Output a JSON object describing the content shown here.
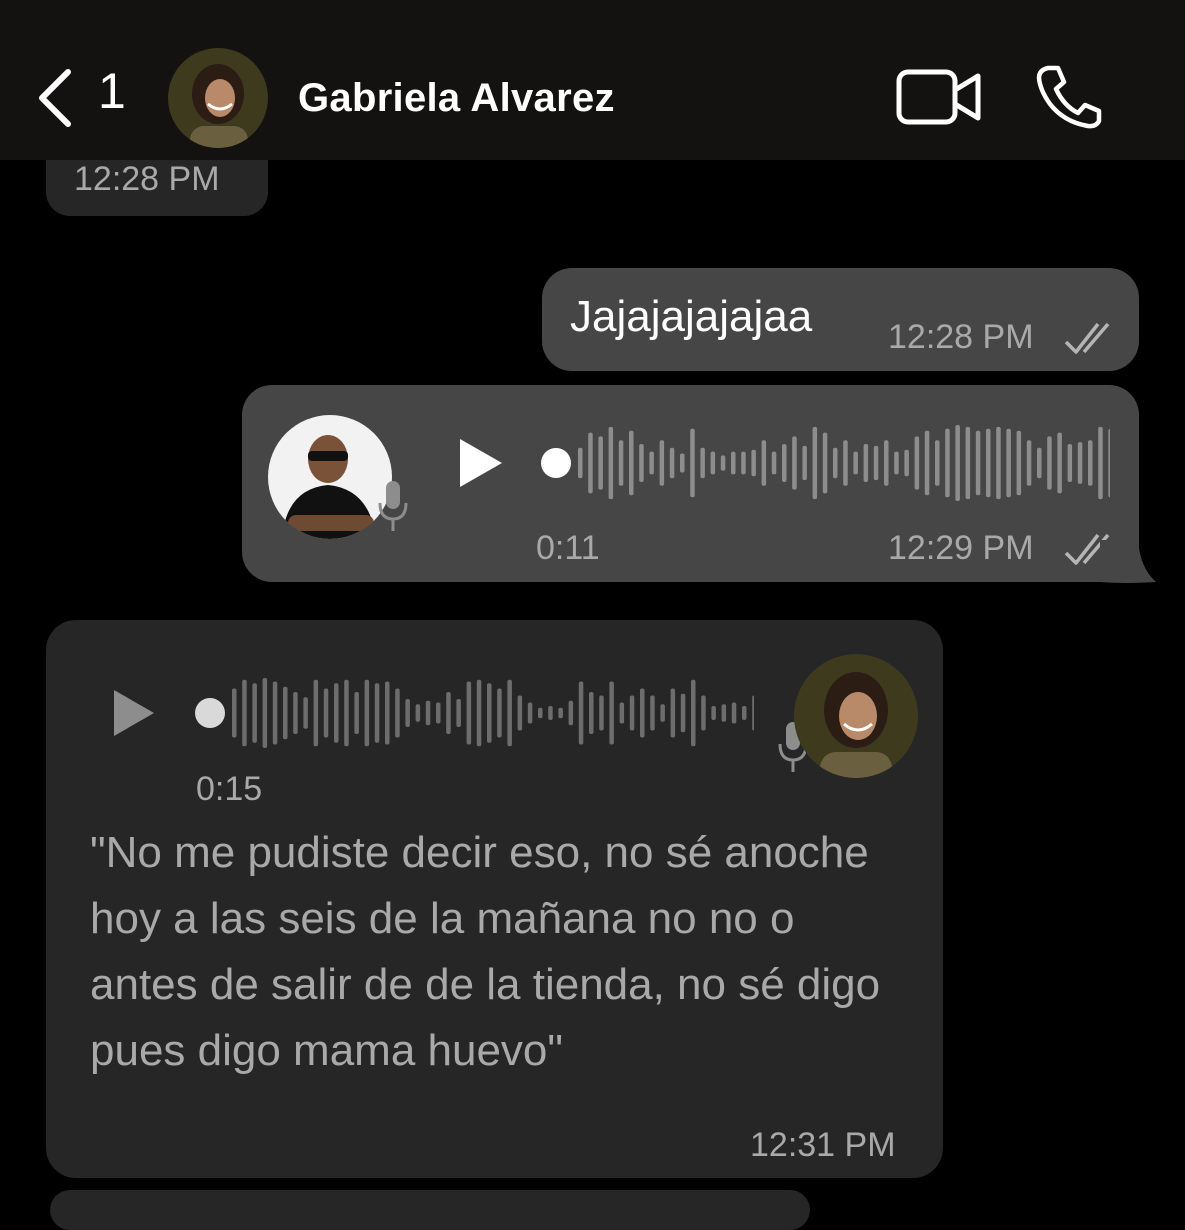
{
  "header": {
    "back_count": "1",
    "contact_name": "Gabriela Alvarez"
  },
  "messages": [
    {
      "id": "m0",
      "direction": "incoming",
      "time": "12:28 PM"
    },
    {
      "id": "m1",
      "direction": "outgoing",
      "text": "Jajajajajajaa",
      "time": "12:28 PM",
      "status": "read"
    },
    {
      "id": "m2",
      "direction": "outgoing",
      "type": "voice",
      "duration": "0:11",
      "time": "12:29 PM",
      "status": "read"
    },
    {
      "id": "m3",
      "direction": "incoming",
      "type": "voice",
      "duration": "0:15",
      "transcript": "\"No me pudiste decir eso, no sé anoche hoy a las seis de la mañana no no o antes de salir de de la tienda, no sé digo pues digo mama huevo\"",
      "time": "12:31 PM"
    }
  ],
  "colors": {
    "background": "#000000",
    "header_bg": "#141211",
    "incoming_bubble": "#262626",
    "outgoing_bubble": "#464646",
    "secondary_text": "#a9a9a9"
  },
  "icons": [
    "chevron-left-icon",
    "video-camera-icon",
    "phone-icon",
    "play-icon",
    "microphone-icon",
    "double-check-icon"
  ]
}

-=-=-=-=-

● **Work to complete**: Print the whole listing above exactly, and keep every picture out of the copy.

● **Written answer**:
Output a JSON object describing the content shown here.
{
  "header": {
    "back_count": "1",
    "contact_name": "Gabriela Alvarez"
  },
  "messages": [
    {
      "id": "m0",
      "direction": "incoming",
      "time": "12:28 PM"
    },
    {
      "id": "m1",
      "direction": "outgoing",
      "text": "Jajajajajajaa",
      "time": "12:28 PM",
      "status": "read"
    },
    {
      "id": "m2",
      "direction": "outgoing",
      "type": "voice",
      "duration": "0:11",
      "time": "12:29 PM",
      "status": "read"
    },
    {
      "id": "m3",
      "direction": "incoming",
      "type": "voice",
      "duration": "0:15",
      "transcript": "\"No me pudiste decir eso, no sé anoche hoy a las seis de la mañana no no o antes de salir de de la tienda, no sé digo pues digo mama huevo\"",
      "time": "12:31 PM"
    }
  ],
  "colors": {
    "background": "#000000",
    "header_bg": "#141211",
    "incoming_bubble": "#262626",
    "outgoing_bubble": "#464646",
    "secondary_text": "#a9a9a9"
  },
  "icons": [
    "chevron-left-icon",
    "video-camera-icon",
    "phone-icon",
    "play-icon",
    "microphone-icon",
    "double-check-icon"
  ]
}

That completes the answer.